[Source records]
■ ■ ■ ■ ■

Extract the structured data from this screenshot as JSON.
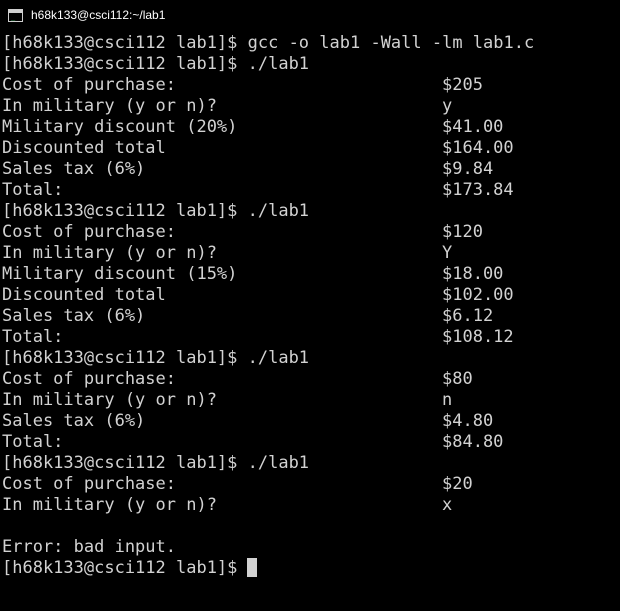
{
  "window": {
    "title": "h68k133@csci112:~/lab1",
    "icon": "terminal-icon",
    "icon_glyph": "_"
  },
  "terminal": {
    "lines": [
      {
        "kind": "command",
        "text": "[h68k133@csci112 lab1]$ gcc -o lab1 -Wall -lm lab1.c"
      },
      {
        "kind": "command",
        "text": "[h68k133@csci112 lab1]$ ./lab1"
      },
      {
        "kind": "output",
        "label": "Cost of purchase:",
        "value": "$205"
      },
      {
        "kind": "output",
        "label": "In military (y or n)?",
        "value": "y"
      },
      {
        "kind": "output",
        "label": "Military discount (20%)",
        "value": "$41.00"
      },
      {
        "kind": "output",
        "label": "Discounted total",
        "value": "$164.00"
      },
      {
        "kind": "output",
        "label": "Sales tax (6%)",
        "value": "$9.84"
      },
      {
        "kind": "output",
        "label": "Total:",
        "value": "$173.84"
      },
      {
        "kind": "command",
        "text": "[h68k133@csci112 lab1]$ ./lab1"
      },
      {
        "kind": "output",
        "label": "Cost of purchase:",
        "value": "$120"
      },
      {
        "kind": "output",
        "label": "In military (y or n)?",
        "value": "Y"
      },
      {
        "kind": "output",
        "label": "Military discount (15%)",
        "value": "$18.00"
      },
      {
        "kind": "output",
        "label": "Discounted total",
        "value": "$102.00"
      },
      {
        "kind": "output",
        "label": "Sales tax (6%)",
        "value": "$6.12"
      },
      {
        "kind": "output",
        "label": "Total:",
        "value": "$108.12"
      },
      {
        "kind": "command",
        "text": "[h68k133@csci112 lab1]$ ./lab1"
      },
      {
        "kind": "output",
        "label": "Cost of purchase:",
        "value": "$80"
      },
      {
        "kind": "output",
        "label": "In military (y or n)?",
        "value": "n"
      },
      {
        "kind": "output",
        "label": "Sales tax (6%)",
        "value": "$4.80"
      },
      {
        "kind": "output",
        "label": "Total:",
        "value": "$84.80"
      },
      {
        "kind": "command",
        "text": "[h68k133@csci112 lab1]$ ./lab1"
      },
      {
        "kind": "output",
        "label": "Cost of purchase:",
        "value": "$20"
      },
      {
        "kind": "output",
        "label": "In military (y or n)?",
        "value": "x"
      },
      {
        "kind": "blank",
        "text": ""
      },
      {
        "kind": "text",
        "text": "Error: bad input."
      },
      {
        "kind": "prompt",
        "text": "[h68k133@csci112 lab1]$"
      }
    ]
  },
  "colors": {
    "background": "#000000",
    "foreground": "#d2d2d2",
    "title_text": "#ffffff"
  }
}
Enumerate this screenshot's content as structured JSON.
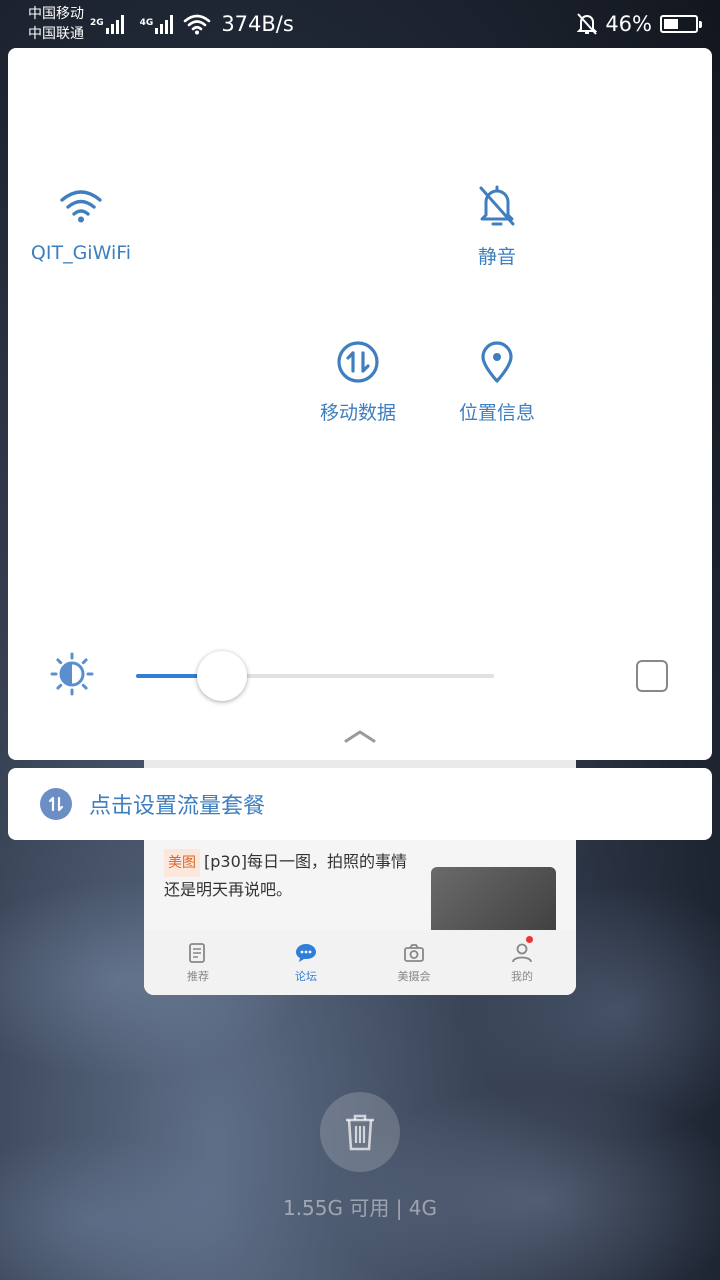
{
  "status_bar": {
    "carrier_1": "中国移动",
    "carrier_2": "中国联通",
    "net_1": "2G",
    "net_2": "4G",
    "speed": "374B/s",
    "battery": "46%",
    "battery_level": 0.46
  },
  "quick_settings": {
    "tiles": [
      {
        "label": "QIT_GiWiFi",
        "icon": "wifi-icon"
      },
      {
        "label": "静音",
        "icon": "bell-off-icon"
      },
      {
        "label": "移动数据",
        "icon": "mobile-data-icon"
      },
      {
        "label": "位置信息",
        "icon": "location-pin-icon"
      }
    ],
    "brightness_level": 0.24,
    "accent_color": "#3f7fbf"
  },
  "data_plan": {
    "label": "点击设置流量套餐"
  },
  "background_app": {
    "article_tag": "美图",
    "article_text": "[p30]每日一图，拍照的事情还是明天再说吧。",
    "tabs": [
      {
        "label": "推荐"
      },
      {
        "label": "论坛"
      },
      {
        "label": "美摄会"
      },
      {
        "label": "我的"
      }
    ]
  },
  "memory": {
    "text": "1.55G 可用 | 4G"
  }
}
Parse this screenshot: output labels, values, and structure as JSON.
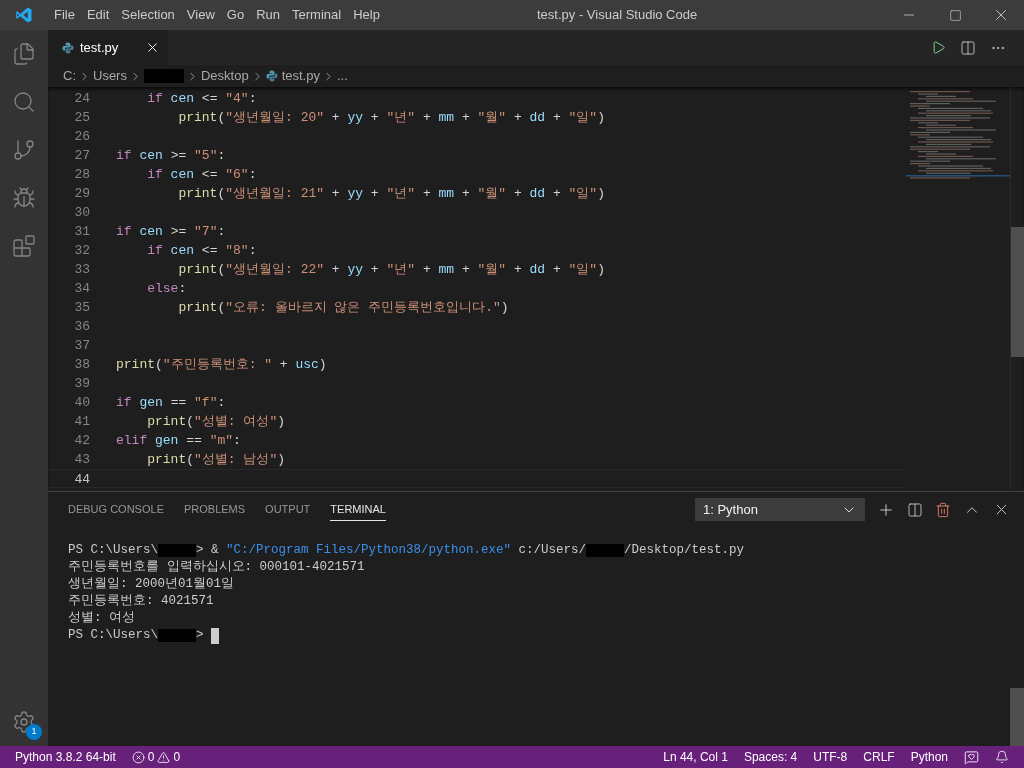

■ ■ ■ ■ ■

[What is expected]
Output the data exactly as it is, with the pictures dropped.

[Response to the exercise]
Extract the structured data from this screenshot as JSON.
{
  "window": {
    "title": "h68k133@csci112:~/lab1",
    "icon": "terminal-icon",
    "icon_glyph": "_"
  },
  "terminal": {
    "lines": [
      {
        "kind": "command",
        "text": "[h68k133@csci112 lab1]$ gcc -o lab1 -Wall -lm lab1.c"
      },
      {
        "kind": "command",
        "text": "[h68k133@csci112 lab1]$ ./lab1"
      },
      {
        "kind": "output",
        "label": "Cost of purchase:",
        "value": "$205"
      },
      {
        "kind": "output",
        "label": "In military (y or n)?",
        "value": "y"
      },
      {
        "kind": "output",
        "label": "Military discount (20%)",
        "value": "$41.00"
      },
      {
        "kind": "output",
        "label": "Discounted total",
        "value": "$164.00"
      },
      {
        "kind": "output",
        "label": "Sales tax (6%)",
        "value": "$9.84"
      },
      {
        "kind": "output",
        "label": "Total:",
        "value": "$173.84"
      },
      {
        "kind": "command",
        "text": "[h68k133@csci112 lab1]$ ./lab1"
      },
      {
        "kind": "output",
        "label": "Cost of purchase:",
        "value": "$120"
      },
      {
        "kind": "output",
        "label": "In military (y or n)?",
        "value": "Y"
      },
      {
        "kind": "output",
        "label": "Military discount (15%)",
        "value": "$18.00"
      },
      {
        "kind": "output",
        "label": "Discounted total",
        "value": "$102.00"
      },
      {
        "kind": "output",
        "label": "Sales tax (6%)",
        "value": "$6.12"
      },
      {
        "kind": "output",
        "label": "Total:",
        "value": "$108.12"
      },
      {
        "kind": "command",
        "text": "[h68k133@csci112 lab1]$ ./lab1"
      },
      {
        "kind": "output",
        "label": "Cost of purchase:",
        "value": "$80"
      },
      {
        "kind": "output",
        "label": "In military (y or n)?",
        "value": "n"
      },
      {
        "kind": "output",
        "label": "Sales tax (6%)",
        "value": "$4.80"
      },
      {
        "kind": "output",
        "label": "Total:",
        "value": "$84.80"
      },
      {
        "kind": "command",
        "text": "[h68k133@csci112 lab1]$ ./lab1"
      },
      {
        "kind": "output",
        "label": "Cost of purchase:",
        "value": "$20"
      },
      {
        "kind": "output",
        "label": "In military (y or n)?",
        "value": "x"
      },
      {
        "kind": "blank",
        "text": ""
      },
      {
        "kind": "text",
        "text": "Error: bad input."
      },
      {
        "kind": "prompt",
        "text": "[h68k133@csci112 lab1]$"
      }
    ]
  },
  "colors": {
    "background": "#000000",
    "foreground": "#d2d2d2",
    "title_text": "#ffffff"
  }
}
Enumerate this screenshot's content as structured JSON.
{
  "status_bar": {
    "carrier_1": "中国移动",
    "carrier_2": "中国联通",
    "net_1": "2G",
    "net_2": "4G",
    "speed": "374B/s",
    "battery": "46%",
    "battery_level": 0.46
  },
  "quick_settings": {
    "tiles": [
      {
        "label": "QIT_GiWiFi",
        "icon": "wifi-icon"
      },
      {
        "label": "静音",
        "icon": "bell-off-icon"
      },
      {
        "label": "移动数据",
        "icon": "mobile-data-icon"
      },
      {
        "label": "位置信息",
        "icon": "location-pin-icon"
      }
    ],
    "brightness_level": 0.24,
    "accent_color": "#3f7fbf"
  },
  "data_plan": {
    "label": "点击设置流量套餐"
  },
  "background_app": {
    "article_tag": "美图",
    "article_text": "[p30]每日一图，拍照的事情还是明天再说吧。",
    "tabs": [
      {
        "label": "推荐"
      },
      {
        "label": "论坛"
      },
      {
        "label": "美摄会"
      },
      {
        "label": "我的"
      }
    ]
  },
  "memory": {
    "text": "1.55G 可用 | 4G"
  }
}
Parse this screenshot: output labels, values, and structure as JSON.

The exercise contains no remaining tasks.